Billy the Bus's Blog

Saturday, April 21, 2007

Leisure battery and split charge relay

Way back when I got the new engine fitted, my garage told me they would have to strip out the secondary electrics (battery and split charge relay) that I had fitted a few years previously (they were pressure washing the engine bay, so it made sense) - they also told me it wasn't working, which was news to me. But hey ho. So today I re-fitted it.

I couldn't remember which wires fitted to which terminals, so last week me and Dad (when he was down visiting) did some playing with the black box (i.e. took it apart) and made a circuit diagram. It's quite a neat little gizmo (it's called a Combo Split Charge Relay, and I can't remember the brand, but I bought it from a local caravan electrics shop when I lived in Bournemouth). Basically, a single live wire charges two separate relays (hence 'combo') that close two switches to allow power from the main battery out to two terminals (nominally, one for a fridge/cooler, the other to charge the leisure battery).

It was a piece of piss to fit the thing, mainly because I'd done it before and all the holes and wires were still in place. The longest part of the job - about 20 minutes - was spent sanding down the nearest earth terminal of rust so that it was a sound connection. I suspect this is why it wasn't working that day when the garage man stripped it out. I really need to secure the battery somehow, but it's really not going anywhere in a hurry.

Monday, April 09, 2007

Pair of seats for sale

Seeing as I've just fitted new seats, I now have a pair of original basket-weave seats for sale, with the runner parts as well (though, these got a little damaged during removal). In need of upholstery, but not urgently. No springs poking through or anything though, as you can see! If you're interested, message me on Just Kampers forum. UPDATE: I sold them for £65 on wee-bay.

Fitting New Driver's Seat

I had a fun Easter weekend with my Dad in London - he came to stay with me for a couple of nights, so we could finish the job we started in November of fitting new front seats for Billy. The reason we didn't finish it before, up in Loughborough, was because we were worried we wouldn't finish it, and I didn't want to get stranded in Loughborough with no driver's seat to come home with.

The passenger seat was fairly easy to remove - it wasn't on runners, it was hooked onto a metal plate, which we had to remove by drilling-out spot welds. The driver's seat was actually pretty much the same principle, it's just there were a lot more welds to drill out, about 20 on the outside runner, and 10 on the inside runner. We tried our best to just drill out the welds, but in almost every single case, we ended up drilling right through to daylight; we actually found that almost every single weld on the main runner was a sloppy mess, had missed the pre-manufactured dimple, and become a big splodge of weld to the side. Some of them took 3 drillings to clear them, and we punched through in most places. I'm going to slap some underseal in the wheel arch to try to fill the holes.

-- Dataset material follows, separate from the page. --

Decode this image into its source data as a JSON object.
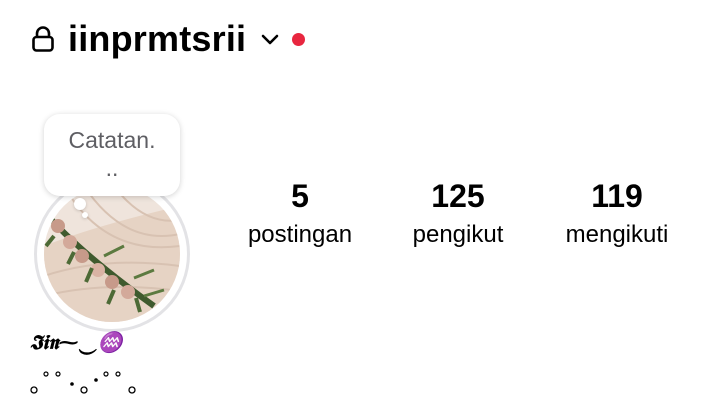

The long runner was also welded on at both ends, and we went at it with an grinding stone to remove the final welds. The idea then was to lever the runner off the car, popping each of the rivets as we went along. That popping sound was very satisfying and we let out a little cheer each time a rivet went. With the runners finally removed (it took about three hours) we did some clean up with some wire brushes, magnets and a hoover, and also rubbed away some of the old grease that was still there. We also did a bit of rudimentary panel-beating to flatten points where we'd pulled the rivets upwards - we placed a lump hammer underneath each hole in the wheel arch and whacked it with another hammer from above. Apart from the holes, the metal work wasn't looking too bad and was pretty flat.

Offering the seat up to the space we'd just created for it, we found that the runners were too close together to sit comfortably on the old seat's runner areas. We noticed that the passenger side featured a sort of metal extension of the runner area out into the void beneath the seat. So we decided to make one of these ourselves using a bit of wood. A strip of 9mm ply, with the corner cut off fitted the curve of the metal nicely, and essentially made a giant wooden washer for the bolts.

So that's about it really. There was quite a lot of positioning and repositioning of the seat, to make sure the driving position was ok, there was enough movement forward and backward etc. and we measured and marked up where the holes should be quite accurately. We drilled clearance holes through the wooden strip and down into the wheel arch, and fitted high tensile allen bolts with nylon locking bolts to stop them shaking free. I now have comfortable Porsche seats in the van instead of the knackered old ones that were there before.